Now fast-forward 25 years after I started singing those songs (okay 35+ years, but who’s counting?!). I still believe every word of those songs. Also? I happen work for the creators of those songs (because God did, in fact, think of EVERYTHING) and they have continued to influence me in countless ways. So hopefully I can use what I am learning from them to make a difference in other lives.

Every now and then I worry for kids who have only Disney Channel role models (most of whom are more “model” than “role model”). The songs so many of tomorrow’s leaders are memorizing never once speak to their incredible value and potential… and never attempt to explain that they were knit together perfectly for eternal purposes!

I’m not a Disney hater – my kids can sing along to some of those songs with the best of them. But I just wanted to put out a reminder to everyone out there, in case you haven’t had the privilege of hearing it lately… God created every single fiber of you with intention and skill. He did a really wonderful job. And whether or not you realize it, your life holds incredible potential (regardless of your current age). You lack nothing you need to fulfill His very best plan for you. He has thought of everything!

A Broken Hallelujah

Today, the kids were out of school in observance of Martin Luther King, Jr.’s birthday. A big part of me wished I had been more intentional in carrying on Dr. King’s work by serving our community, but it was a more of an introspective, quiet experience at our house.

My daughter spent time with a friend and did her customary long bathing ritual. My son did what he usually does when he has time on his hands. He bee-lined for his guitar. His agenda was set in stone when the urge hit him to learn Leonard Cohen’s “Hallelujah.”

He began working out the accompaniment and asked me to sing along. Within minutes, we were swept away in the song’s haunting melody, weaving the sound of his guitar and my voice with an ease that surprised us both. Every time he messed up, he wanted to start at the beginning until it was right. Within a few minutes, he had nailed it.

Martin Luther King, Jr. once said, “Beautiful music is the art of the prophets that can calm the agitations of the soul; it is one of the most magnificent and delightful presents God has given us.”
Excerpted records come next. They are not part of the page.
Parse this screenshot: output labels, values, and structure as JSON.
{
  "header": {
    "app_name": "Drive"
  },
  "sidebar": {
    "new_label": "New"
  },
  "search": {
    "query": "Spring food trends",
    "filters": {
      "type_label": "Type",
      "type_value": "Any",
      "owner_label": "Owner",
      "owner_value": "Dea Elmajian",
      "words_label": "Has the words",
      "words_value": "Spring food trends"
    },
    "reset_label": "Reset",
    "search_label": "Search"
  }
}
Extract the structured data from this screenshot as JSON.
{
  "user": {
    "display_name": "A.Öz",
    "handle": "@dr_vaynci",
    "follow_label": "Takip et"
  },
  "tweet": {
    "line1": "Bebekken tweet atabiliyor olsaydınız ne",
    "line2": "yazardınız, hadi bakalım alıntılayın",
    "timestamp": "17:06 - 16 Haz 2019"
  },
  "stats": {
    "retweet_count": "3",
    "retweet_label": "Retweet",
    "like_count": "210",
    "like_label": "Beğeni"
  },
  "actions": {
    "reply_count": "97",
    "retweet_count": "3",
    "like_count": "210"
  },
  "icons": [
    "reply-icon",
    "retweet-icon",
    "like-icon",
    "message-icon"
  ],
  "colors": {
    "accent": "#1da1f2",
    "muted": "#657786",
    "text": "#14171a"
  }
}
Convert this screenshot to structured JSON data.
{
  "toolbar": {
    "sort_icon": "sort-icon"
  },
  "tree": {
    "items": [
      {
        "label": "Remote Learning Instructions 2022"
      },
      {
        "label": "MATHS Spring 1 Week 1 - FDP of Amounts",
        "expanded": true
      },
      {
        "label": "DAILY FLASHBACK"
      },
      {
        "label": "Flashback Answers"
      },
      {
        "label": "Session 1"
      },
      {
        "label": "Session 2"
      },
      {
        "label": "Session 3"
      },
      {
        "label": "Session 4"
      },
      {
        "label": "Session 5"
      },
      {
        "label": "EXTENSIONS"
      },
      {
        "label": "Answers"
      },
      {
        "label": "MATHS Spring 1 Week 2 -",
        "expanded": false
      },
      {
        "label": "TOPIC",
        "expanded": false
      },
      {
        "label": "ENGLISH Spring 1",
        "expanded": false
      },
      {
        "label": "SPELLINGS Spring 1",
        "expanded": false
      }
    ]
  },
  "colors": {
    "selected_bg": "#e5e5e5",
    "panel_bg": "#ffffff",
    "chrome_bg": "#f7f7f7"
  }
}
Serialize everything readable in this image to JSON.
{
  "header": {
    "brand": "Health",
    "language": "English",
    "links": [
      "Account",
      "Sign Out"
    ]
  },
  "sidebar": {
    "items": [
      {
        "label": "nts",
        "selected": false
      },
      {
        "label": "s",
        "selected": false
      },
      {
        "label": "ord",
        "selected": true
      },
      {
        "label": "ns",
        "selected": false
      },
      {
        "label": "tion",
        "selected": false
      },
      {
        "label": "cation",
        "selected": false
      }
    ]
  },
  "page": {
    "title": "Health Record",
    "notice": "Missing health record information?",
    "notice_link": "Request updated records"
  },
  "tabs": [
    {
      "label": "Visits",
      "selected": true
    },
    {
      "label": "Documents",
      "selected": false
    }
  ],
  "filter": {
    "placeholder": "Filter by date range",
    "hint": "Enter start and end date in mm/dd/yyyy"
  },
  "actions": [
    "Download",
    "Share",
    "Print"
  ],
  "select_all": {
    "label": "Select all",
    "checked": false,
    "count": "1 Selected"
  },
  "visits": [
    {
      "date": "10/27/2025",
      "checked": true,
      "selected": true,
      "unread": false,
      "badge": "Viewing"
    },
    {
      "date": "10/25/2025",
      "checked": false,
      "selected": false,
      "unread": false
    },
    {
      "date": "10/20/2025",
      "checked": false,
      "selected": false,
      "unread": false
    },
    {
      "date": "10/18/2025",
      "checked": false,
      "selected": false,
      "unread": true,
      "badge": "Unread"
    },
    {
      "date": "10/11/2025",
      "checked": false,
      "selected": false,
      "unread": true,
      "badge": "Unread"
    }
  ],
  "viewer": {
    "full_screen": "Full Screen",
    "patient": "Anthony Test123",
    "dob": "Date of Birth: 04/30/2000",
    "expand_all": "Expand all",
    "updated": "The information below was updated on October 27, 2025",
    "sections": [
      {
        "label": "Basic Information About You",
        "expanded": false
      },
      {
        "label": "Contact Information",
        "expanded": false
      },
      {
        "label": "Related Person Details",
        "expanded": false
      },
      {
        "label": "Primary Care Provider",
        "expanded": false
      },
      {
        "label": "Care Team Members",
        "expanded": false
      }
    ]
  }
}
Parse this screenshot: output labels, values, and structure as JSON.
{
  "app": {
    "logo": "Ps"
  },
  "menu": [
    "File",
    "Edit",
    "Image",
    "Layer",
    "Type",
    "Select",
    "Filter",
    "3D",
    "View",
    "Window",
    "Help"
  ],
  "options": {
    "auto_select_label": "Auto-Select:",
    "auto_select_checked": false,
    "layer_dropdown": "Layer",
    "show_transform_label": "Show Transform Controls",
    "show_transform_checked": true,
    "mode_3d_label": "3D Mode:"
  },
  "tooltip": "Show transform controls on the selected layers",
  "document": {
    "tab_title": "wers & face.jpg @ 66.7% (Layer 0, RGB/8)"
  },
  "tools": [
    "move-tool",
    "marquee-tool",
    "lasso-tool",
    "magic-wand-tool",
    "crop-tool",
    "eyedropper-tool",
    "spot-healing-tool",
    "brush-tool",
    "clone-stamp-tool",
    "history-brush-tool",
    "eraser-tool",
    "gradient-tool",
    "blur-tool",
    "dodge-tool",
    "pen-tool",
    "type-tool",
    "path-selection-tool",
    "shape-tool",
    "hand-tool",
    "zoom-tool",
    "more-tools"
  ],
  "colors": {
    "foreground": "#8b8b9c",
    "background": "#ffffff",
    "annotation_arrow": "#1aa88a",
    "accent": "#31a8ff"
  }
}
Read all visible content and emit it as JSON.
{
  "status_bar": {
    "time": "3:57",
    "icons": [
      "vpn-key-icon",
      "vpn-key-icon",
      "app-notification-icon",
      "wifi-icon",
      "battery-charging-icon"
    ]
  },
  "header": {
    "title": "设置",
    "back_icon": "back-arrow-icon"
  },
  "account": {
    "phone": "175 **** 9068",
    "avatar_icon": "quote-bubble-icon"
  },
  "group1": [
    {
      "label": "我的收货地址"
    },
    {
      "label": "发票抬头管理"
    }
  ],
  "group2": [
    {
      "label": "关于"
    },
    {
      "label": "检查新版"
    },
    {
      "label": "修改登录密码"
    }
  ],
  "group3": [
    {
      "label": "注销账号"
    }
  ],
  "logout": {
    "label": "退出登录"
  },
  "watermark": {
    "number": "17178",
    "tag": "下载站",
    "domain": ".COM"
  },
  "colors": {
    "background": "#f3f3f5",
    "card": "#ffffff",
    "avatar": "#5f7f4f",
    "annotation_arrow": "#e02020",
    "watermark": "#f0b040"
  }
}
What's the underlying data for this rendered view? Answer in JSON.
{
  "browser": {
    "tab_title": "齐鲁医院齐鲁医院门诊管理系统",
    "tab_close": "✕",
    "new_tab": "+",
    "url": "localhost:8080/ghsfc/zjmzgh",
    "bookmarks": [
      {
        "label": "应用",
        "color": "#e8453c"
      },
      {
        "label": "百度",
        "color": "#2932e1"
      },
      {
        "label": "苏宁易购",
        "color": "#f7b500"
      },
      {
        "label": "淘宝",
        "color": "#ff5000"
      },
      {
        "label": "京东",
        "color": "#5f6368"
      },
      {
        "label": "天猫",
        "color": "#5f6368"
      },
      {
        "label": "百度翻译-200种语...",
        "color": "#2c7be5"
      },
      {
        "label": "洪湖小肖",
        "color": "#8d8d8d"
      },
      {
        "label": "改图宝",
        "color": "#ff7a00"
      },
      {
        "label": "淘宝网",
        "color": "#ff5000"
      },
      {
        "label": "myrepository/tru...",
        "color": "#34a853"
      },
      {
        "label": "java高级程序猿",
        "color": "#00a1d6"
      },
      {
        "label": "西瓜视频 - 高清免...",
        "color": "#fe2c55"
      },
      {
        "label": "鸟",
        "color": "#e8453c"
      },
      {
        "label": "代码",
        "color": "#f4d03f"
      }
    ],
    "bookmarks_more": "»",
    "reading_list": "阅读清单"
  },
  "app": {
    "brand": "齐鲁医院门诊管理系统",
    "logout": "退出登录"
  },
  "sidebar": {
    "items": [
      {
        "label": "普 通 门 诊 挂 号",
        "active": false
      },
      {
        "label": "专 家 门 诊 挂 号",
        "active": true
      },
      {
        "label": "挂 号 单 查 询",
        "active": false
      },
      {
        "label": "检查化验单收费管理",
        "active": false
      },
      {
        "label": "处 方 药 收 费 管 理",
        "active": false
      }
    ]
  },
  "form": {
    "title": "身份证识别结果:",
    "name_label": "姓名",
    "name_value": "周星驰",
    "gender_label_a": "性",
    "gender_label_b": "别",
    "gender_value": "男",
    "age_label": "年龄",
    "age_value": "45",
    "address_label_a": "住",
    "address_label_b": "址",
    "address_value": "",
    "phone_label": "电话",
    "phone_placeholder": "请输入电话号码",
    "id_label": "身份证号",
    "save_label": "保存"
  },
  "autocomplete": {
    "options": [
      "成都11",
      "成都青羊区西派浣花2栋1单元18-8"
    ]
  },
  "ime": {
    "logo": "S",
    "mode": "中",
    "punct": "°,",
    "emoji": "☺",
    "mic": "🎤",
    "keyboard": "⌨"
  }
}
If you know anything about our story, you know that Asperger’s Syndrome has certainly resulted in some “agitations of the soul” for our son, and for our whole family. Music has been a healing balm in every way and helped us communicate in ways that words alone couldn’t touch. Today, these lines from “Hallelujah” really hit me…

…I’ve seen your flag on the marble arch,

And love is not a victory march,

It’s a cold and it’s a broken hallelujah…

For our family, there have been victories – “flags on the marble arch” so to speak – but those small victories came out of a love that required sacrifices, more patience than we thought we had, brutal honesty and re-learning how to communicate. Everyone of us has messed up, shed tears, asked forgiveness and tried again. We have felt ill-prepared to love each other well at moments. And those moments certainly were no victory march. But regardless of our brokenness, we are still singing. And today, I finally heard the hallelujah.

When my husband got home, supper was hot and on the table but Jackson wanted him to hear the song before we ate. He couldn’t wait. We sang it for Scott and after the last note, we looked up to see his eyes all filled with tears.

The sight of his tears made Jackson the winner of a bet he had placed with me before Scott got home. He bet $5 that Daddy would cry when he heard the song. We don’t really gamble, and he knows he will never see that money. But that was his way of saying he knew the music we made together was special.

I hope Dr. King would have been pleased that we made beautiful music on his birthday. For us, it was most certainly a present from God.

P.S. The photo used above is one I took of his hands as he played.

Powered by WordPress.com.

Up ↑

%d bloggers like this: